**INSTRUCTIONS TO FOLLOW**:
Write the data out again, word for word.

**EXCERPTED RECORDS**:
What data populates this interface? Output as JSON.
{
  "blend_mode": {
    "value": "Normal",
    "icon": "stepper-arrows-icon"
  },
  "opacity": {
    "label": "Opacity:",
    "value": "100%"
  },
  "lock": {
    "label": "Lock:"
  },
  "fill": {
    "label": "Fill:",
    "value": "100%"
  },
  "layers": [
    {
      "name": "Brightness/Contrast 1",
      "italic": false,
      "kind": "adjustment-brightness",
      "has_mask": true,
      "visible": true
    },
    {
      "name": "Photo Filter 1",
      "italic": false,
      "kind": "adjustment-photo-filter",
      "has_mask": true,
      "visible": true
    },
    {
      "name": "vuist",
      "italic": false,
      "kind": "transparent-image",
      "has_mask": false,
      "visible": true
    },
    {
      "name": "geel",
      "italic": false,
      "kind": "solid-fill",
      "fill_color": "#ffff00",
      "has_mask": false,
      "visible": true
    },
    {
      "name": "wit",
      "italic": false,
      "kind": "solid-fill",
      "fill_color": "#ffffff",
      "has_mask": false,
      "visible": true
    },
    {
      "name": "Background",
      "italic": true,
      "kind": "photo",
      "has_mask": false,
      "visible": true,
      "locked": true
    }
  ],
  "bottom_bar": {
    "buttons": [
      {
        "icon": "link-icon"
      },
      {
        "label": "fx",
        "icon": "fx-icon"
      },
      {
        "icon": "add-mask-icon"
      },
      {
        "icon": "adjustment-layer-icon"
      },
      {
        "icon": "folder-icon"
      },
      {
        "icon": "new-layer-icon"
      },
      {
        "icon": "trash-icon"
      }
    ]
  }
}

**TASK ANSWER**:
What data populates this interface? Output as JSON.
{
  "blend_mode": {
    "value": "Normal",
    "icon": "stepper-arrows-icon"
  },
  "opacity": {
    "label": "Opacity:",
    "value": "100%"
  },
  "lock": {
    "label": "Lock:"
  },
  "fill": {
    "label": "Fill:",
    "value": "100%"
  },
  "layers": [
    {
      "name": "Brightness/Contrast 1",
      "italic": false,
      "kind": "adjustment-brightness",
      "has_mask": true,
      "visible": true
    },
    {
      "name": "Photo Filter 1",
      "italic": false,
      "kind": "adjustment-photo-filter",
      "has_mask": true,
      "visible": true
    },
    {
      "name": "vuist",
      "italic": false,
      "kind": "transparent-image",
      "has_mask": false,
      "visible": true
    },
    {
      "name": "geel",
      "italic": false,
      "kind": "solid-fill",
      "fill_color": "#ffff00",
      "has_mask": false,
      "visible": true
    },
    {
      "name": "wit",
      "italic": false,
      "kind": "solid-fill",
      "fill_color": "#ffffff",
      "has_mask": false,
      "visible": true
    },
    {
      "name": "Background",
      "italic": true,
      "kind": "photo",
      "has_mask": false,
      "visible": true,
      "locked": true
    }
  ],
  "bottom_bar": {
    "buttons": [
      {
        "icon": "link-icon"
      },
      {
        "label": "fx",
        "icon": "fx-icon"
      },
      {
        "icon": "add-mask-icon"
      },
      {
        "icon": "adjustment-layer-icon"
      },
      {
        "icon": "folder-icon"
      },
      {
        "icon": "new-layer-icon"
      },
      {
        "icon": "trash-icon"
      }
    ]
  }
}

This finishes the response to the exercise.